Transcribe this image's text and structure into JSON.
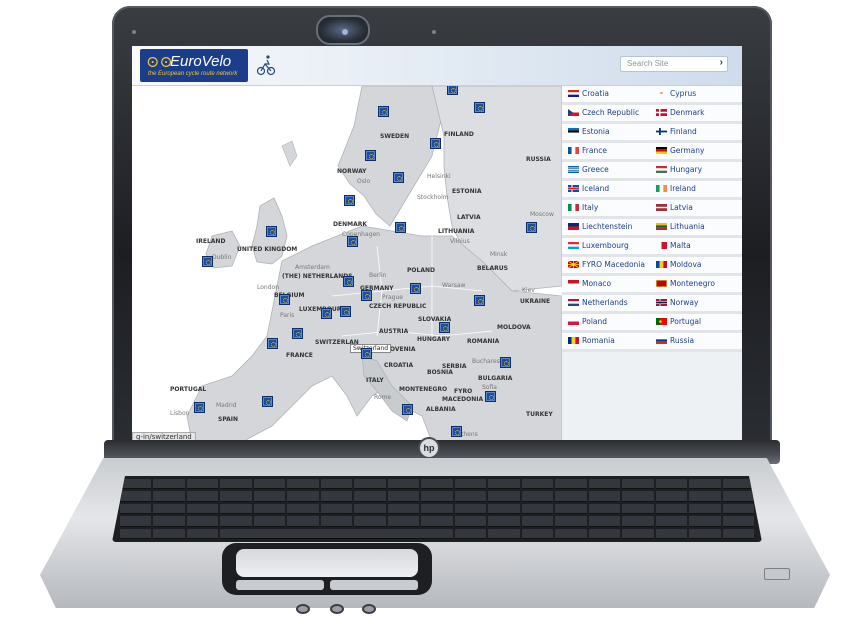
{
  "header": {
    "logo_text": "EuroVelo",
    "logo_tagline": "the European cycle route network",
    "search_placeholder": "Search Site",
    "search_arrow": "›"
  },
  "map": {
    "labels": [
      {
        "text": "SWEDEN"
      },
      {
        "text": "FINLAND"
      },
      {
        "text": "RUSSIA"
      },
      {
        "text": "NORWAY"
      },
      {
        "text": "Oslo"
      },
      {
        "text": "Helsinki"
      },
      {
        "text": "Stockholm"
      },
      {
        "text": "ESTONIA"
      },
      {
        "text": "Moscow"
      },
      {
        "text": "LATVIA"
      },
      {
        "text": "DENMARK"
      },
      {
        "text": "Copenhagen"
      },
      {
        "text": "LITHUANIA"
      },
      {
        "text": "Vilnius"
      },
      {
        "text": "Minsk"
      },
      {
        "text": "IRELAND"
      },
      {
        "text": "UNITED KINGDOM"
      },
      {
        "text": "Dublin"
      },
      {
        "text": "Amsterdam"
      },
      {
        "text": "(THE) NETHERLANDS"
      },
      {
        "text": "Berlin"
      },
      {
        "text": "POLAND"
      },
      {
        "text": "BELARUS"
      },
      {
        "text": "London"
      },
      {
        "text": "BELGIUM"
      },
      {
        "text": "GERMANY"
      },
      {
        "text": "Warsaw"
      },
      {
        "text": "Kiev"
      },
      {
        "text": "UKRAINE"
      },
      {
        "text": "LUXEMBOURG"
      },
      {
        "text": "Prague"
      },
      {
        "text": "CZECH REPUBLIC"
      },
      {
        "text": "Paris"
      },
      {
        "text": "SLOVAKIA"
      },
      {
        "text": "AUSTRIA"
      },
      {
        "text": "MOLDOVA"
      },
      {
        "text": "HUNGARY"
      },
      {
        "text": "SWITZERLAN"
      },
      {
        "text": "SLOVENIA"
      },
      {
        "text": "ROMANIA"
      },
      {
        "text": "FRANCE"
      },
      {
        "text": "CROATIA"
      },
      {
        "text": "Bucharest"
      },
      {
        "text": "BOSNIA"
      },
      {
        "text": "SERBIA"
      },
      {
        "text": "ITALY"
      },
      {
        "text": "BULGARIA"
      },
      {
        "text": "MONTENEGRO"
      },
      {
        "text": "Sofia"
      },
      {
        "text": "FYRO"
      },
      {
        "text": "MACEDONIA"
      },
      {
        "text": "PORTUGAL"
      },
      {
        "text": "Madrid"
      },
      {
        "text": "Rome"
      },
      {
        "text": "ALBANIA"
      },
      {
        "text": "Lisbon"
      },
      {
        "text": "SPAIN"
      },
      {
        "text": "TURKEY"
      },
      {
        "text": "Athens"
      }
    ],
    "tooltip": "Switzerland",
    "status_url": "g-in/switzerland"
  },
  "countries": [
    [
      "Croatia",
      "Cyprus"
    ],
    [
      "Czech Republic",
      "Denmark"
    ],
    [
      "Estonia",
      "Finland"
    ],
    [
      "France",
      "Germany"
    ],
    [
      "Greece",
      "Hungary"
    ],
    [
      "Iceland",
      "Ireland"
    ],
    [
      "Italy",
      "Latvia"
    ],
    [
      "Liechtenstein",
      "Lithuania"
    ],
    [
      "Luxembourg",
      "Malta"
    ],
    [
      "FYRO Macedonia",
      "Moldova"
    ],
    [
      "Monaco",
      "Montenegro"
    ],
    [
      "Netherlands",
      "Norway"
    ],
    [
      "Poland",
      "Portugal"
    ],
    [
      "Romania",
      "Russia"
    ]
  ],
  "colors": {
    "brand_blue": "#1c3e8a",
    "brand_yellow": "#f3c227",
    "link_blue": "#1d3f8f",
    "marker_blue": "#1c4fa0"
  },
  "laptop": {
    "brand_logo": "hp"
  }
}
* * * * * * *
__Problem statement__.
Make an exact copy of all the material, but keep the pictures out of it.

__Final answer__.
Transcribe this image's text and structure into JSON.
{
  "header": {
    "logo_text": "EuroVelo",
    "logo_tagline": "the European cycle route network",
    "search_placeholder": "Search Site",
    "search_arrow": "›"
  },
  "map": {
    "labels": [
      {
        "text": "SWEDEN"
      },
      {
        "text": "FINLAND"
      },
      {
        "text": "RUSSIA"
      },
      {
        "text": "NORWAY"
      },
      {
        "text": "Oslo"
      },
      {
        "text": "Helsinki"
      },
      {
        "text": "Stockholm"
      },
      {
        "text": "ESTONIA"
      },
      {
        "text": "Moscow"
      },
      {
        "text": "LATVIA"
      },
      {
        "text": "DENMARK"
      },
      {
        "text": "Copenhagen"
      },
      {
        "text": "LITHUANIA"
      },
      {
        "text": "Vilnius"
      },
      {
        "text": "Minsk"
      },
      {
        "text": "IRELAND"
      },
      {
        "text": "UNITED KINGDOM"
      },
      {
        "text": "Dublin"
      },
      {
        "text": "Amsterdam"
      },
      {
        "text": "(THE) NETHERLANDS"
      },
      {
        "text": "Berlin"
      },
      {
        "text": "POLAND"
      },
      {
        "text": "BELARUS"
      },
      {
        "text": "London"
      },
      {
        "text": "BELGIUM"
      },
      {
        "text": "GERMANY"
      },
      {
        "text": "Warsaw"
      },
      {
        "text": "Kiev"
      },
      {
        "text": "UKRAINE"
      },
      {
        "text": "LUXEMBOURG"
      },
      {
        "text": "Prague"
      },
      {
        "text": "CZECH REPUBLIC"
      },
      {
        "text": "Paris"
      },
      {
        "text": "SLOVAKIA"
      },
      {
        "text": "AUSTRIA"
      },
      {
        "text": "MOLDOVA"
      },
      {
        "text": "HUNGARY"
      },
      {
        "text": "SWITZERLAN"
      },
      {
        "text": "SLOVENIA"
      },
      {
        "text": "ROMANIA"
      },
      {
        "text": "FRANCE"
      },
      {
        "text": "CROATIA"
      },
      {
        "text": "Bucharest"
      },
      {
        "text": "BOSNIA"
      },
      {
        "text": "SERBIA"
      },
      {
        "text": "ITALY"
      },
      {
        "text": "BULGARIA"
      },
      {
        "text": "MONTENEGRO"
      },
      {
        "text": "Sofia"
      },
      {
        "text": "FYRO"
      },
      {
        "text": "MACEDONIA"
      },
      {
        "text": "PORTUGAL"
      },
      {
        "text": "Madrid"
      },
      {
        "text": "Rome"
      },
      {
        "text": "ALBANIA"
      },
      {
        "text": "Lisbon"
      },
      {
        "text": "SPAIN"
      },
      {
        "text": "TURKEY"
      },
      {
        "text": "Athens"
      }
    ],
    "tooltip": "Switzerland",
    "status_url": "g-in/switzerland"
  },
  "countries": [
    [
      "Croatia",
      "Cyprus"
    ],
    [
      "Czech Republic",
      "Denmark"
    ],
    [
      "Estonia",
      "Finland"
    ],
    [
      "France",
      "Germany"
    ],
    [
      "Greece",
      "Hungary"
    ],
    [
      "Iceland",
      "Ireland"
    ],
    [
      "Italy",
      "Latvia"
    ],
    [
      "Liechtenstein",
      "Lithuania"
    ],
    [
      "Luxembourg",
      "Malta"
    ],
    [
      "FYRO Macedonia",
      "Moldova"
    ],
    [
      "Monaco",
      "Montenegro"
    ],
    [
      "Netherlands",
      "Norway"
    ],
    [
      "Poland",
      "Portugal"
    ],
    [
      "Romania",
      "Russia"
    ]
  ],
  "colors": {
    "brand_blue": "#1c3e8a",
    "brand_yellow": "#f3c227",
    "link_blue": "#1d3f8f",
    "marker_blue": "#1c4fa0"
  },
  "laptop": {
    "brand_logo": "hp"
  }
}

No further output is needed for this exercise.